▶ **What is expected**: Ignoring the images, restate the records below word for word.

Component data from apps and pages
********

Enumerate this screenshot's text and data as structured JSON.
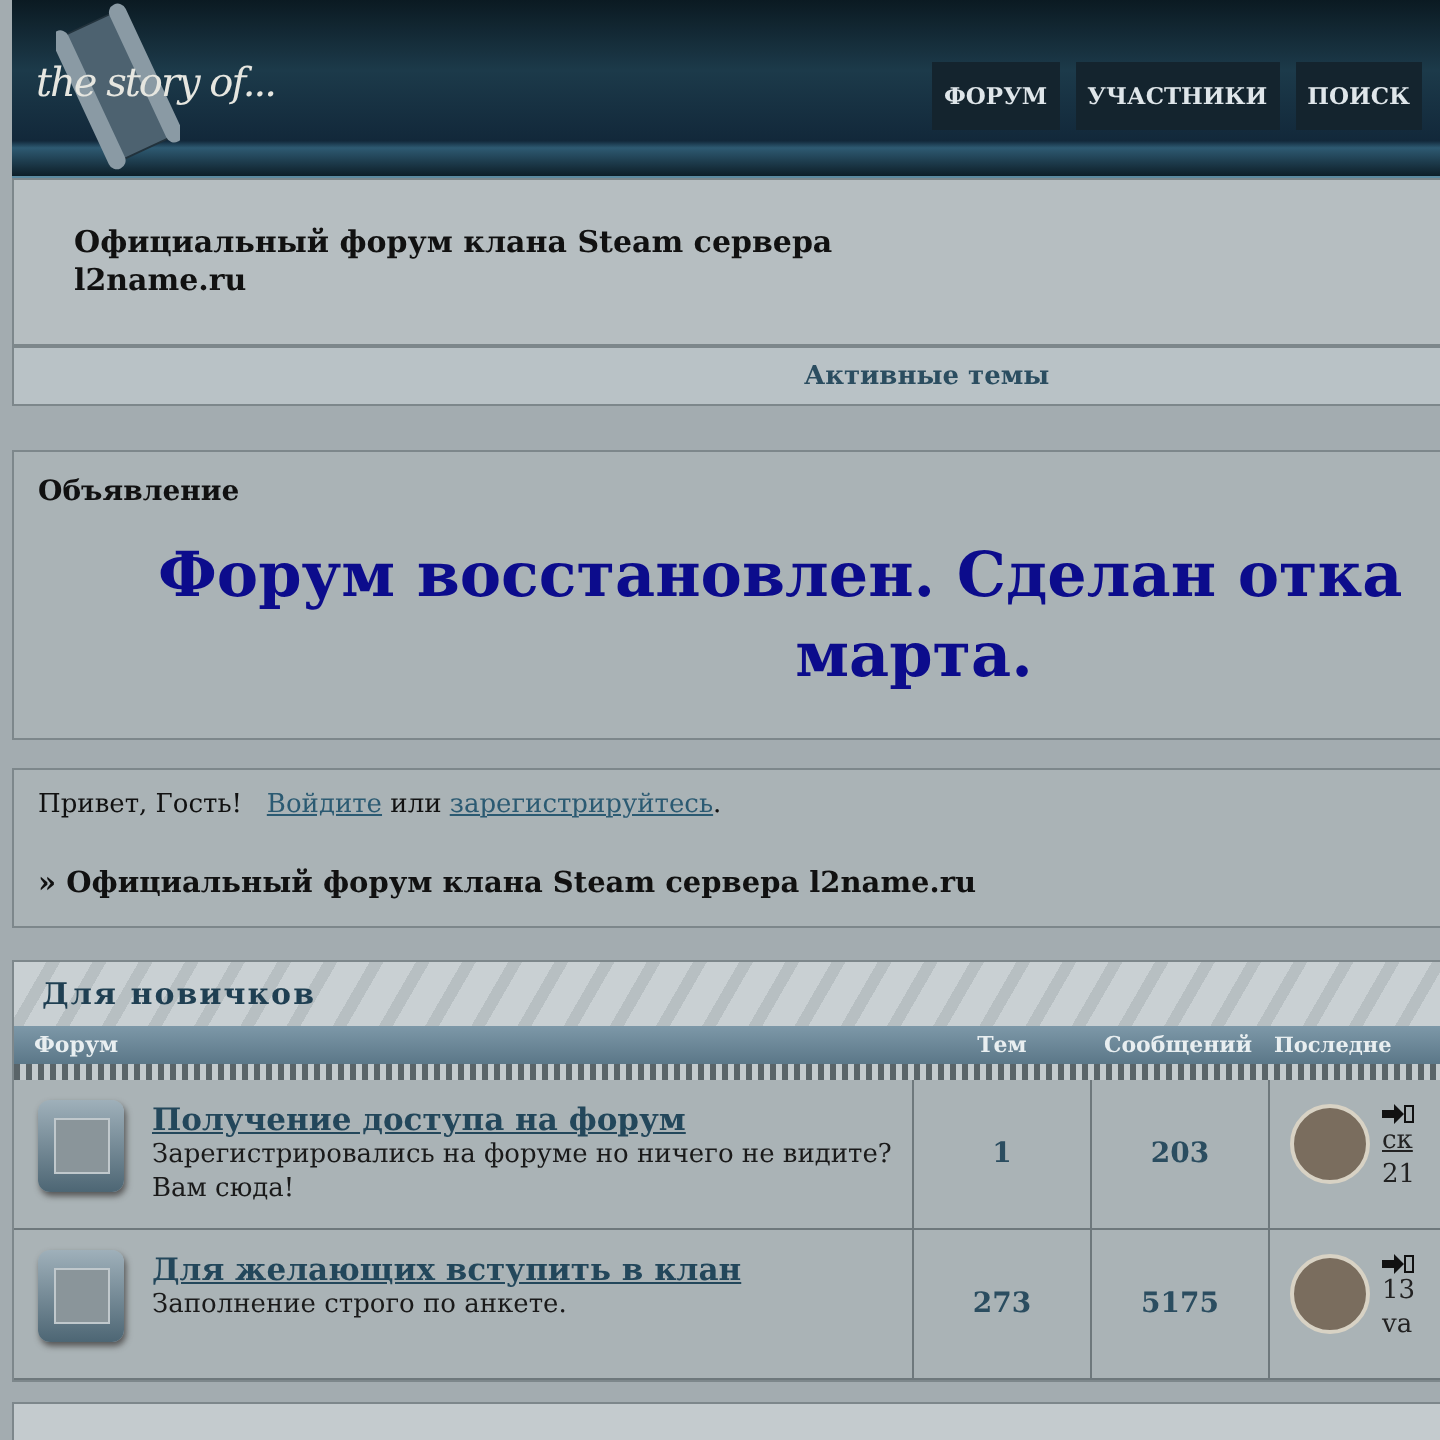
{
  "header": {
    "logo": "the story of...",
    "nav": [
      {
        "label": "ФОРУМ"
      },
      {
        "label": "УЧАСТНИКИ"
      },
      {
        "label": "ПОИСК"
      }
    ]
  },
  "site_title": "Официальный форум клана Steam сервера l2name.ru",
  "active_topics_link": "Активные темы",
  "announcement": {
    "title": "Объявление",
    "lines": [
      "Форум восстановлен. Сделан отка",
      "марта."
    ]
  },
  "welcome": {
    "greeting": "Привет, Гость!",
    "login": "Войдите",
    "or": "или",
    "register": "зарегистрируйтесь",
    "end": "."
  },
  "breadcrumb": "» Официальный форум клана Steam сервера l2name.ru",
  "category": {
    "title": "Для новичков",
    "columns": [
      "Форум",
      "Тем",
      "Сообщений",
      "Последне"
    ],
    "forums": [
      {
        "title": "Получение доступа на форум",
        "description": "Зарегистрировались на форуме но ничего не видите? Вам сюда!",
        "topics": "1",
        "posts": "203",
        "last_lines": [
          "ск",
          "21"
        ],
        "last_link": true
      },
      {
        "title": "Для желающих вступить в клан",
        "description": "Заполнение строго по анкете.",
        "topics": "273",
        "posts": "5175",
        "last_lines": [
          "13",
          "va"
        ],
        "last_link": false
      }
    ]
  }
}
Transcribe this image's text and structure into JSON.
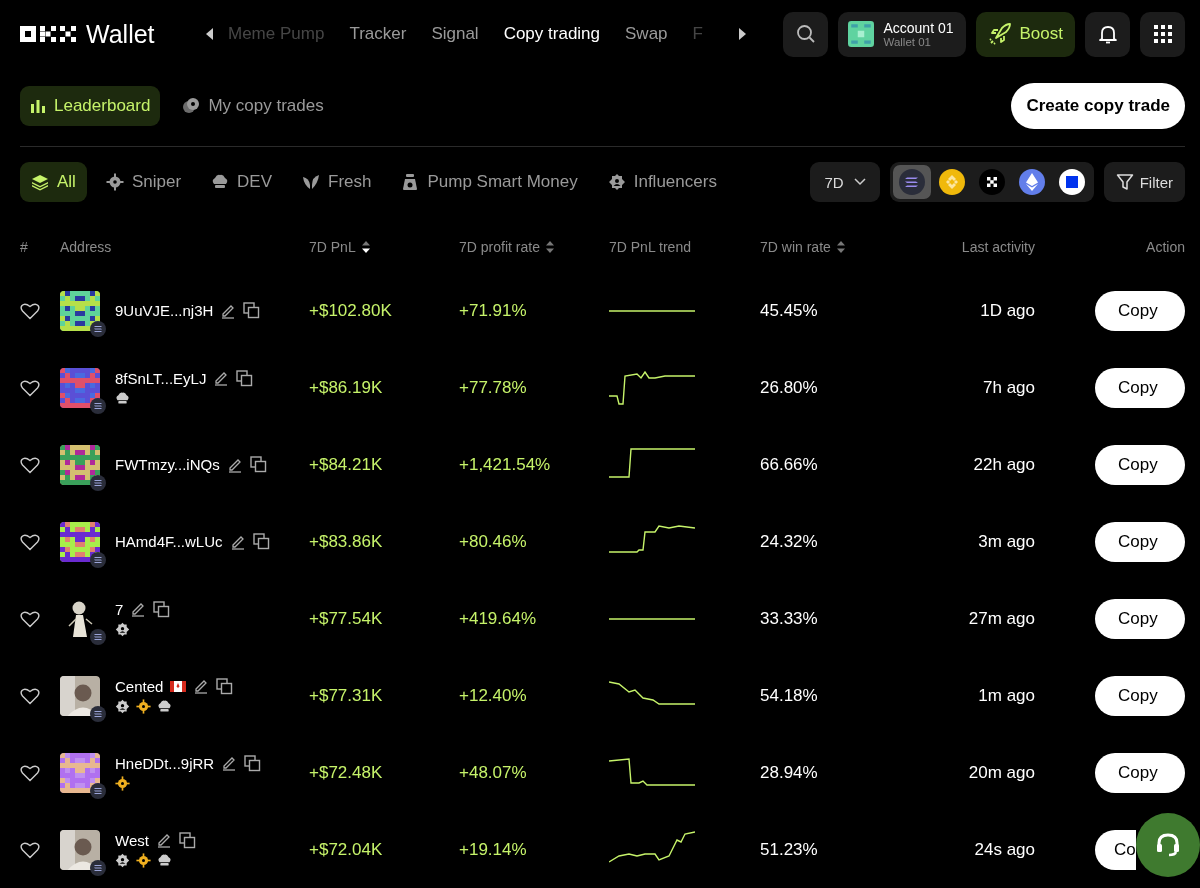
{
  "header": {
    "logo_text": "Wallet",
    "nav": [
      {
        "label": "Meme Pump",
        "selected": false,
        "faded": true
      },
      {
        "label": "Tracker",
        "selected": false,
        "faded": false
      },
      {
        "label": "Signal",
        "selected": false,
        "faded": false
      },
      {
        "label": "Copy trading",
        "selected": true,
        "faded": false
      },
      {
        "label": "Swap",
        "selected": false,
        "faded": false
      },
      {
        "label": "F",
        "selected": false,
        "faded": true
      }
    ],
    "account": {
      "name": "Account 01",
      "wallet": "Wallet 01"
    },
    "boost": "Boost"
  },
  "subnav": [
    {
      "label": "Leaderboard",
      "selected": true,
      "kind": "chart"
    },
    {
      "label": "My copy trades",
      "selected": false,
      "kind": "coins"
    }
  ],
  "create_button": "Create copy trade",
  "categories": [
    {
      "label": "All",
      "selected": true,
      "kind": "layers"
    },
    {
      "label": "Sniper",
      "selected": false,
      "kind": "target"
    },
    {
      "label": "DEV",
      "selected": false,
      "kind": "chef"
    },
    {
      "label": "Fresh",
      "selected": false,
      "kind": "leaf"
    },
    {
      "label": "Pump Smart Money",
      "selected": false,
      "kind": "moneybag"
    },
    {
      "label": "Influencers",
      "selected": false,
      "kind": "badge"
    }
  ],
  "period": "7D",
  "chains": [
    {
      "kind": "solana",
      "selected": true
    },
    {
      "kind": "bnb",
      "selected": false
    },
    {
      "kind": "okx",
      "selected": false
    },
    {
      "kind": "ethereum",
      "selected": false
    },
    {
      "kind": "base",
      "selected": false
    }
  ],
  "filter": "Filter",
  "table": {
    "columns": [
      {
        "label": "#"
      },
      {
        "label": "Address"
      },
      {
        "label": "7D PnL",
        "sortable": true,
        "sorted": true
      },
      {
        "label": "7D profit rate",
        "sortable": true,
        "sorted": false
      },
      {
        "label": "7D PnL trend"
      },
      {
        "label": "7D win rate",
        "sortable": true,
        "sorted": false
      },
      {
        "label": "Last activity"
      },
      {
        "label": "Action"
      }
    ],
    "rows": [
      {
        "favorited": false,
        "avatar": {
          "kind": "pixel"
        },
        "name": "9UuVJE...nj3H",
        "tags": [],
        "pnl": "+$102.80K",
        "profit_rate": "+71.91%",
        "win_rate": "45.45%",
        "last_activity": "1D ago",
        "action": "Copy"
      },
      {
        "favorited": false,
        "avatar": {
          "kind": "pixel"
        },
        "name": "8fSnLT...EyLJ",
        "tags": [
          {
            "kind": "dev"
          }
        ],
        "pnl": "+$86.19K",
        "profit_rate": "+77.78%",
        "win_rate": "26.80%",
        "last_activity": "7h ago",
        "action": "Copy"
      },
      {
        "favorited": false,
        "avatar": {
          "kind": "pixel"
        },
        "name": "FWTmzy...iNQs",
        "tags": [],
        "pnl": "+$84.21K",
        "profit_rate": "+1,421.54%",
        "win_rate": "66.66%",
        "last_activity": "22h ago",
        "action": "Copy"
      },
      {
        "favorited": false,
        "avatar": {
          "kind": "pixel"
        },
        "name": "HAmd4F...wLUc",
        "tags": [],
        "pnl": "+$83.86K",
        "profit_rate": "+80.46%",
        "win_rate": "24.32%",
        "last_activity": "3m ago",
        "action": "Copy"
      },
      {
        "favorited": false,
        "avatar": {
          "kind": "figure"
        },
        "name": "7",
        "tags": [
          {
            "kind": "influencer"
          }
        ],
        "pnl": "+$77.54K",
        "profit_rate": "+419.64%",
        "win_rate": "33.33%",
        "last_activity": "27m ago",
        "action": "Copy"
      },
      {
        "favorited": false,
        "avatar": {
          "kind": "photo"
        },
        "name": "Cented",
        "flag": {
          "kind": "canada"
        },
        "tags": [
          {
            "kind": "influencer"
          },
          {
            "kind": "sniper"
          },
          {
            "kind": "dev"
          }
        ],
        "pnl": "+$77.31K",
        "profit_rate": "+12.40%",
        "win_rate": "54.18%",
        "last_activity": "1m ago",
        "action": "Copy"
      },
      {
        "favorited": false,
        "avatar": {
          "kind": "pixel"
        },
        "name": "HneDDt...9jRR",
        "tags": [
          {
            "kind": "sniper"
          }
        ],
        "pnl": "+$72.48K",
        "profit_rate": "+48.07%",
        "win_rate": "28.94%",
        "last_activity": "20m ago",
        "action": "Copy"
      },
      {
        "favorited": false,
        "avatar": {
          "kind": "photo"
        },
        "name": "West",
        "tags": [
          {
            "kind": "influencer"
          },
          {
            "kind": "sniper"
          },
          {
            "kind": "dev"
          }
        ],
        "pnl": "+$72.04K",
        "profit_rate": "+19.14%",
        "win_rate": "51.23%",
        "last_activity": "24s ago",
        "action": "Co"
      }
    ]
  }
}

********

▶ **Task response**:
Enumerate this screenshot's text and data as structured JSON.
{
  "header": {
    "logo": "the story of...",
    "nav": [
      {
        "label": "ФОРУМ"
      },
      {
        "label": "УЧАСТНИКИ"
      },
      {
        "label": "ПОИСК"
      }
    ]
  },
  "site_title": "Официальный форум клана Steam сервера l2name.ru",
  "active_topics_link": "Активные темы",
  "announcement": {
    "title": "Объявление",
    "lines": [
      "Форум восстановлен. Сделан отка",
      "марта."
    ]
  },
  "welcome": {
    "greeting": "Привет, Гость!",
    "login": "Войдите",
    "or": "или",
    "register": "зарегистрируйтесь",
    "end": "."
  },
  "breadcrumb": "» Официальный форум клана Steam сервера l2name.ru",
  "category": {
    "title": "Для новичков",
    "columns": [
      "Форум",
      "Тем",
      "Сообщений",
      "Последне"
    ],
    "forums": [
      {
        "title": "Получение доступа на форум",
        "description": "Зарегистрировались на форуме но ничего не видите? Вам сюда!",
        "topics": "1",
        "posts": "203",
        "last_lines": [
          "ск",
          "21"
        ],
        "last_link": true
      },
      {
        "title": "Для желающих вступить в клан",
        "description": "Заполнение строго по анкете.",
        "topics": "273",
        "posts": "5175",
        "last_lines": [
          "13",
          "va"
        ],
        "last_link": false
      }
    ]
  }
}
Transcribe this image's text and structure into JSON.
{
  "header": {
    "logo_text": "Wallet",
    "nav": [
      {
        "label": "Meme Pump",
        "selected": false,
        "faded": true
      },
      {
        "label": "Tracker",
        "selected": false,
        "faded": false
      },
      {
        "label": "Signal",
        "selected": false,
        "faded": false
      },
      {
        "label": "Copy trading",
        "selected": true,
        "faded": false
      },
      {
        "label": "Swap",
        "selected": false,
        "faded": false
      },
      {
        "label": "F",
        "selected": false,
        "faded": true
      }
    ],
    "account": {
      "name": "Account 01",
      "wallet": "Wallet 01"
    },
    "boost": "Boost"
  },
  "subnav": [
    {
      "label": "Leaderboard",
      "selected": true,
      "kind": "chart"
    },
    {
      "label": "My copy trades",
      "selected": false,
      "kind": "coins"
    }
  ],
  "create_button": "Create copy trade",
  "categories": [
    {
      "label": "All",
      "selected": true,
      "kind": "layers"
    },
    {
      "label": "Sniper",
      "selected": false,
      "kind": "target"
    },
    {
      "label": "DEV",
      "selected": false,
      "kind": "chef"
    },
    {
      "label": "Fresh",
      "selected": false,
      "kind": "leaf"
    },
    {
      "label": "Pump Smart Money",
      "selected": false,
      "kind": "moneybag"
    },
    {
      "label": "Influencers",
      "selected": false,
      "kind": "badge"
    }
  ],
  "period": "7D",
  "chains": [
    {
      "kind": "solana",
      "selected": true
    },
    {
      "kind": "bnb",
      "selected": false
    },
    {
      "kind": "okx",
      "selected": false
    },
    {
      "kind": "ethereum",
      "selected": false
    },
    {
      "kind": "base",
      "selected": false
    }
  ],
  "filter": "Filter",
  "table": {
    "columns": [
      {
        "label": "#"
      },
      {
        "label": "Address"
      },
      {
        "label": "7D PnL",
        "sortable": true,
        "sorted": true
      },
      {
        "label": "7D profit rate",
        "sortable": true,
        "sorted": false
      },
      {
        "label": "7D PnL trend"
      },
      {
        "label": "7D win rate",
        "sortable": true,
        "sorted": false
      },
      {
        "label": "Last activity"
      },
      {
        "label": "Action"
      }
    ],
    "rows": [
      {
        "favorited": false,
        "avatar": {
          "kind": "pixel"
        },
        "name": "9UuVJE...nj3H",
        "tags": [],
        "pnl": "+$102.80K",
        "profit_rate": "+71.91%",
        "win_rate": "45.45%",
        "last_activity": "1D ago",
        "action": "Copy"
      },
      {
        "favorited": false,
        "avatar": {
          "kind": "pixel"
        },
        "name": "8fSnLT...EyLJ",
        "tags": [
          {
            "kind": "dev"
          }
        ],
        "pnl": "+$86.19K",
        "profit_rate": "+77.78%",
        "win_rate": "26.80%",
        "last_activity": "7h ago",
        "action": "Copy"
      },
      {
        "favorited": false,
        "avatar": {
          "kind": "pixel"
        },
        "name": "FWTmzy...iNQs",
        "tags": [],
        "pnl": "+$84.21K",
        "profit_rate": "+1,421.54%",
        "win_rate": "66.66%",
        "last_activity": "22h ago",
        "action": "Copy"
      },
      {
        "favorited": false,
        "avatar": {
          "kind": "pixel"
        },
        "name": "HAmd4F...wLUc",
        "tags": [],
        "pnl": "+$83.86K",
        "profit_rate": "+80.46%",
        "win_rate": "24.32%",
        "last_activity": "3m ago",
        "action": "Copy"
      },
      {
        "favorited": false,
        "avatar": {
          "kind": "figure"
        },
        "name": "7",
        "tags": [
          {
            "kind": "influencer"
          }
        ],
        "pnl": "+$77.54K",
        "profit_rate": "+419.64%",
        "win_rate": "33.33%",
        "last_activity": "27m ago",
        "action": "Copy"
      },
      {
        "favorited": false,
        "avatar": {
          "kind": "photo"
        },
        "name": "Cented",
        "flag": {
          "kind": "canada"
        },
        "tags": [
          {
            "kind": "influencer"
          },
          {
            "kind": "sniper"
          },
          {
            "kind": "dev"
          }
        ],
        "pnl": "+$77.31K",
        "profit_rate": "+12.40%",
        "win_rate": "54.18%",
        "last_activity": "1m ago",
        "action": "Copy"
      },
      {
        "favorited": false,
        "avatar": {
          "kind": "pixel"
        },
        "name": "HneDDt...9jRR",
        "tags": [
          {
            "kind": "sniper"
          }
        ],
        "pnl": "+$72.48K",
        "profit_rate": "+48.07%",
        "win_rate": "28.94%",
        "last_activity": "20m ago",
        "action": "Copy"
      },
      {
        "favorited": false,
        "avatar": {
          "kind": "photo"
        },
        "name": "West",
        "tags": [
          {
            "kind": "influencer"
          },
          {
            "kind": "sniper"
          },
          {
            "kind": "dev"
          }
        ],
        "pnl": "+$72.04K",
        "profit_rate": "+19.14%",
        "win_rate": "51.23%",
        "last_activity": "24s ago",
        "action": "Co"
      }
    ]
  }
}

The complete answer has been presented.